The hotel in Eau Claire had a free breakfast, which included a waffle maker and batter, which was awesome! We drove through Minnesota, and in North Dakota, I finally got out my camera and started taking pictures.

Our first stop was Fargo, ND. We tried to find a “Welcome to Fargo” sign, but all we got was a colorful buffalo sculpture.

Further along, we passed a long wind turbine that I caught my attention.

I let Macgee out, and he decided to be photogenic.

What was Skippy doing during this short stop? Catching up after 4 months of hard labor.

We passed field after field of sunflowers. Having only 2 weeks to get back to Alaska, I’m not allowed to stop as much as I would like for pictures, so we’ll all have to make due with whatever I can get through the windshield.

Here’s the fully loaded car, which is currently getting an oil change, tire rotation, and alignment done in Bellingham.

For the sunset, we decided to turn off at a “Scenic View” sign. The scenic view is of a farm.

I took some bracketed shots for use with some software I have for combining several photos into a single, well lit version. I’ll work on that once I’m setup in Alaska.

I decided I should take a series of “Through the Windshield” shots, since that will most accurately reproduce our view for most of this move. Here’s North Dakota:

We rounded a curve, and were presented with a bright red flash from the setting sun. It lasted several minutes, and is one of the coolest things we’ve seen on the road!

Our first campsite was supposed to be in a North Dakota state park, near Medora. The directions on the park’s website said to exit I94 at Pacific Avenue. We saw exactly one exit, which read “Medora ->” and that’s it. We passed it, hoping for another one for Pacific Ave. It didn’t happen. Instead of backtracking, we continued on into Montana, to Makoshika State Park. We rolled in around 10:30pm, and looked through the campsite. The park map noted another campsite called “Artist’s Vista” a little further up the park road, and we decided to try it out.

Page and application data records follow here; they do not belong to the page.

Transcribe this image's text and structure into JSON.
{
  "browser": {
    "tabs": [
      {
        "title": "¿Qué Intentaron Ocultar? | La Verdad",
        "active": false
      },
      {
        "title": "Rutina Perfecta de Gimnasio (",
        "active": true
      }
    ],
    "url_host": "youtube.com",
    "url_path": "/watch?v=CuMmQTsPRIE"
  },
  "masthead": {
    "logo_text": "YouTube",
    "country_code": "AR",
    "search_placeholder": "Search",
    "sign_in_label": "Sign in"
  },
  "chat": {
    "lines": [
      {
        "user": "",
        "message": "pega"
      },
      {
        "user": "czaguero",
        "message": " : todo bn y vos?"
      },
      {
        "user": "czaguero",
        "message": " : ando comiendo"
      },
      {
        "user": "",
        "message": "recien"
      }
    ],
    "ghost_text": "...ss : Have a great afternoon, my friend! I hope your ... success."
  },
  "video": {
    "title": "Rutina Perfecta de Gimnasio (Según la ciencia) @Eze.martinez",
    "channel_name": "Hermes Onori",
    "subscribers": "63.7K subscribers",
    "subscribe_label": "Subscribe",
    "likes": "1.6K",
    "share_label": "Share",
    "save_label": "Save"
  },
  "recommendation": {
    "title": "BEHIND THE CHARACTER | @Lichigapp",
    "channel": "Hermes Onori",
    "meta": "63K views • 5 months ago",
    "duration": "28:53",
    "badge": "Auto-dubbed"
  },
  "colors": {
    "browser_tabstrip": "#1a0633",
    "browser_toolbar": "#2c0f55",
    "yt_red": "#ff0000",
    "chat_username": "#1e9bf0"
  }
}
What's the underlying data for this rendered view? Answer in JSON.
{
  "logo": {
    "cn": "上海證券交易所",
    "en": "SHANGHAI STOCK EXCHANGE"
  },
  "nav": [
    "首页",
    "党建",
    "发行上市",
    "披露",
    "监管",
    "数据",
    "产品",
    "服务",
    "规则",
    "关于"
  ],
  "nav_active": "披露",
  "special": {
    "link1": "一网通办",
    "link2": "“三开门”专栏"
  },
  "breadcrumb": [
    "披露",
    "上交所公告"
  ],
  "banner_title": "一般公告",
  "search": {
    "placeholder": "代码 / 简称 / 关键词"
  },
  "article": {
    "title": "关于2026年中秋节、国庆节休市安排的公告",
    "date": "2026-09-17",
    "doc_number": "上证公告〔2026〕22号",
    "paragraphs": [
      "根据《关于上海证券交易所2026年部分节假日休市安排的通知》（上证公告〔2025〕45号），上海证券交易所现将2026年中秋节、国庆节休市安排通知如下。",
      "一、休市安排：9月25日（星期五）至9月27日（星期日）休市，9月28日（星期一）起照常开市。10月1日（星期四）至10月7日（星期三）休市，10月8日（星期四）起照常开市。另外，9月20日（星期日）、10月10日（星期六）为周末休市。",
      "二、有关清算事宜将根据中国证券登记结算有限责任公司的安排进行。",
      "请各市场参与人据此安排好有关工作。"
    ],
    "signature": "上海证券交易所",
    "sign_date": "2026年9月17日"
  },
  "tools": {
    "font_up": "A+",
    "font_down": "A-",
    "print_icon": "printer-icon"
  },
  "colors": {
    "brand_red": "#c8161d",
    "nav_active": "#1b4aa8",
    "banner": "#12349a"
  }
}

The park map made it look like the campsite was just down the paved road, but after a half mile, the road abruptly turned to gravel. Shortly after that, we hit our first switchback at about a 15% grade. After a mile of this, we passed a sign that stated “Road may be impassable when wet.” It didn’t look wet, so we kept going. On top of what was apparently a mountain (it was dark), the road turned into a mud pit, with holes the size of my car in the middle of the road, and darkness off of either side. Thank Subaru for all-wheel drive, as we slid around the road, into and out of huge holes, and enjoyed a lot of nervous laughter. At the point the road appeared to dive sharply downhill, we came to a slippery stop, and debated whether or not to continue. We voted to go back, since we weren’t sure we could make it back up the muddy hill in the morning (or maybe die on the way down?), and turned around to go back to the main campsite.

I was so wired when we got there, that I stayed up and took some pictures of the nearly full moon after we setup our tent.